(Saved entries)

↓

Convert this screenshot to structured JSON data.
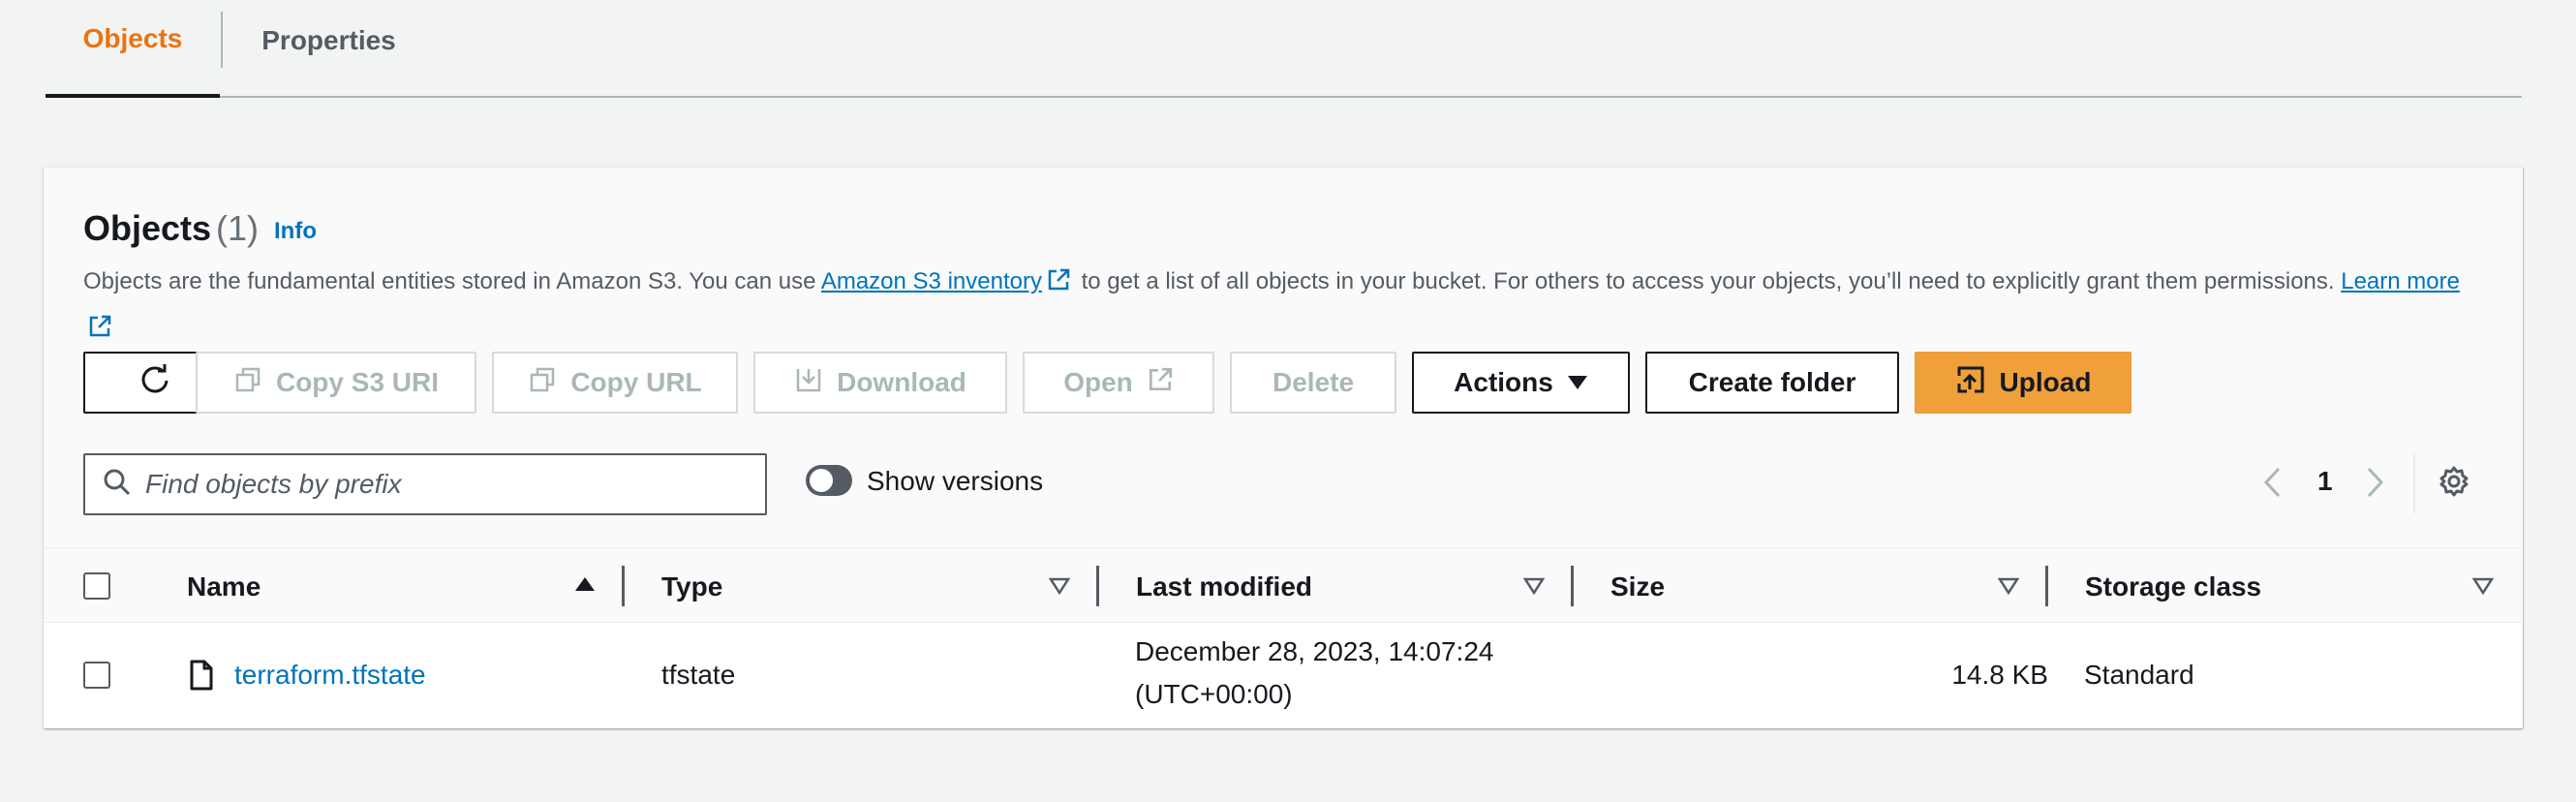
{
  "tabs": [
    {
      "label": "Objects",
      "active": true
    },
    {
      "label": "Properties",
      "active": false
    }
  ],
  "panel": {
    "title": "Objects",
    "count": "(1)",
    "info": "Info",
    "description": {
      "part1": "Objects are the fundamental entities stored in Amazon S3. You can use ",
      "inventory_link": "Amazon S3 inventory",
      "part2": " to get a list of all objects in your bucket. For others to access your objects, you’ll need to explicitly grant them permissions. ",
      "learn_more": "Learn more"
    }
  },
  "toolbar": {
    "copy_s3_uri": "Copy S3 URI",
    "copy_url": "Copy URL",
    "download": "Download",
    "open": "Open",
    "delete": "Delete",
    "actions": "Actions",
    "create_folder": "Create folder",
    "upload": "Upload"
  },
  "search": {
    "placeholder": "Find objects by prefix",
    "value": ""
  },
  "versions_toggle": {
    "label": "Show versions",
    "on": false
  },
  "pagination": {
    "current_page": "1"
  },
  "table": {
    "columns": [
      "Name",
      "Type",
      "Last modified",
      "Size",
      "Storage class"
    ],
    "rows": [
      {
        "name": "terraform.tfstate",
        "type": "tfstate",
        "last_modified_line1": "December 28, 2023, 14:07:24",
        "last_modified_line2": "(UTC+00:00)",
        "size": "14.8 KB",
        "storage_class": "Standard"
      }
    ]
  },
  "colors": {
    "accent_orange": "#ec7211",
    "link_blue": "#0073bb",
    "upload_button": "#f0a03a"
  }
}
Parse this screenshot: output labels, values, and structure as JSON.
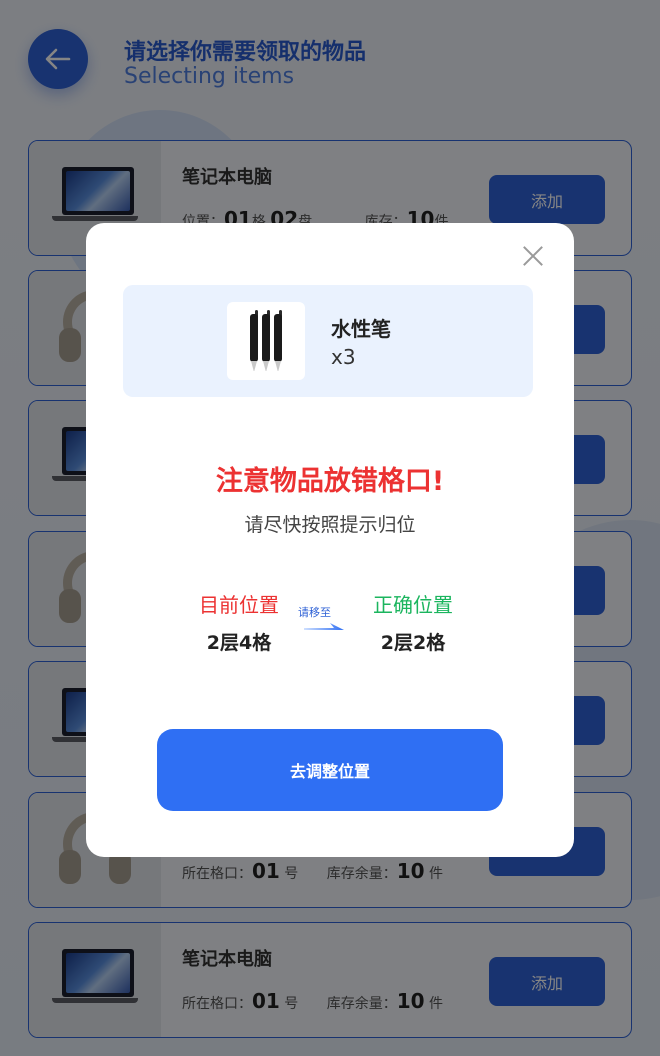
{
  "header": {
    "title": "请选择你需要领取的物品",
    "subtitle": "Selecting items",
    "back_icon": "arrow-left-icon"
  },
  "items": [
    {
      "name": "笔记本电脑",
      "image": "laptop-icon",
      "meta": {
        "label_a": "位置：",
        "val_a1": "01",
        "unit_a1": "格",
        "val_a2": "02",
        "unit_a2": "盘",
        "label_b": "库存：",
        "val_b": "10",
        "unit_b": "件"
      },
      "button": "添加"
    },
    {
      "name": "",
      "image": "headphone-icon",
      "button": ""
    },
    {
      "name": "",
      "image": "laptop-icon",
      "button": ""
    },
    {
      "name": "",
      "image": "headphone-icon",
      "button": ""
    },
    {
      "name": "",
      "image": "laptop-icon",
      "button": ""
    },
    {
      "name": "",
      "image": "headphone-icon",
      "meta": {
        "label_a": "所在格口：",
        "val_a1": "01",
        "unit_a1": "号",
        "label_b": "库存余量：",
        "val_b": "10",
        "unit_b": "件"
      },
      "button": ""
    },
    {
      "name": "笔记本电脑",
      "image": "laptop-icon",
      "meta": {
        "label_a": "所在格口：",
        "val_a1": "01",
        "unit_a1": "号",
        "label_b": "库存余量：",
        "val_b": "10",
        "unit_b": "件"
      },
      "button": "添加"
    }
  ],
  "modal": {
    "product_name": "水性笔",
    "product_qty": "x3",
    "product_image": "pens-icon",
    "warning": "注意物品放错格口!",
    "hint": "请尽快按照提示归位",
    "current_label": "目前位置",
    "current_value": "2层4格",
    "move_label": "请移至",
    "correct_label": "正确位置",
    "correct_value": "2层2格",
    "action_button": "去调整位置",
    "close_icon": "close-icon"
  },
  "colors": {
    "primary": "#2f62d6",
    "button_blue": "#2f6ff3",
    "warning_red": "#ec3232",
    "success_green": "#1bb55e",
    "product_box_bg": "#eaf2fe"
  }
}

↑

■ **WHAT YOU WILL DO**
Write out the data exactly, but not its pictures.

■ **EXPECTED ANSWER**
Convert this screenshot to structured JSON data.
{
  "tabs": [
    {
      "label": "Objects",
      "active": true
    },
    {
      "label": "Properties",
      "active": false
    }
  ],
  "panel": {
    "title": "Objects",
    "count": "(1)",
    "info": "Info",
    "description": {
      "part1": "Objects are the fundamental entities stored in Amazon S3. You can use ",
      "inventory_link": "Amazon S3 inventory",
      "part2": " to get a list of all objects in your bucket. For others to access your objects, you’ll need to explicitly grant them permissions. ",
      "learn_more": "Learn more"
    }
  },
  "toolbar": {
    "copy_s3_uri": "Copy S3 URI",
    "copy_url": "Copy URL",
    "download": "Download",
    "open": "Open",
    "delete": "Delete",
    "actions": "Actions",
    "create_folder": "Create folder",
    "upload": "Upload"
  },
  "search": {
    "placeholder": "Find objects by prefix",
    "value": ""
  },
  "versions_toggle": {
    "label": "Show versions",
    "on": false
  },
  "pagination": {
    "current_page": "1"
  },
  "table": {
    "columns": [
      "Name",
      "Type",
      "Last modified",
      "Size",
      "Storage class"
    ],
    "rows": [
      {
        "name": "terraform.tfstate",
        "type": "tfstate",
        "last_modified_line1": "December 28, 2023, 14:07:24",
        "last_modified_line2": "(UTC+00:00)",
        "size": "14.8 KB",
        "storage_class": "Standard"
      }
    ]
  },
  "colors": {
    "accent_orange": "#ec7211",
    "link_blue": "#0073bb",
    "upload_button": "#f0a03a"
  }
}
Parse this screenshot: output labels, values, and structure as JSON.
{
  "header": {
    "title": "请选择你需要领取的物品",
    "subtitle": "Selecting items",
    "back_icon": "arrow-left-icon"
  },
  "items": [
    {
      "name": "笔记本电脑",
      "image": "laptop-icon",
      "meta": {
        "label_a": "位置：",
        "val_a1": "01",
        "unit_a1": "格",
        "val_a2": "02",
        "unit_a2": "盘",
        "label_b": "库存：",
        "val_b": "10",
        "unit_b": "件"
      },
      "button": "添加"
    },
    {
      "name": "",
      "image": "headphone-icon",
      "button": ""
    },
    {
      "name": "",
      "image": "laptop-icon",
      "button": ""
    },
    {
      "name": "",
      "image": "headphone-icon",
      "button": ""
    },
    {
      "name": "",
      "image": "laptop-icon",
      "button": ""
    },
    {
      "name": "",
      "image": "headphone-icon",
      "meta": {
        "label_a": "所在格口：",
        "val_a1": "01",
        "unit_a1": "号",
        "label_b": "库存余量：",
        "val_b": "10",
        "unit_b": "件"
      },
      "button": ""
    },
    {
      "name": "笔记本电脑",
      "image": "laptop-icon",
      "meta": {
        "label_a": "所在格口：",
        "val_a1": "01",
        "unit_a1": "号",
        "label_b": "库存余量：",
        "val_b": "10",
        "unit_b": "件"
      },
      "button": "添加"
    }
  ],
  "modal": {
    "product_name": "水性笔",
    "product_qty": "x3",
    "product_image": "pens-icon",
    "warning": "注意物品放错格口!",
    "hint": "请尽快按照提示归位",
    "current_label": "目前位置",
    "current_value": "2层4格",
    "move_label": "请移至",
    "correct_label": "正确位置",
    "correct_value": "2层2格",
    "action_button": "去调整位置",
    "close_icon": "close-icon"
  },
  "colors": {
    "primary": "#2f62d6",
    "button_blue": "#2f6ff3",
    "warning_red": "#ec3232",
    "success_green": "#1bb55e",
    "product_box_bg": "#eaf2fe"
  }
}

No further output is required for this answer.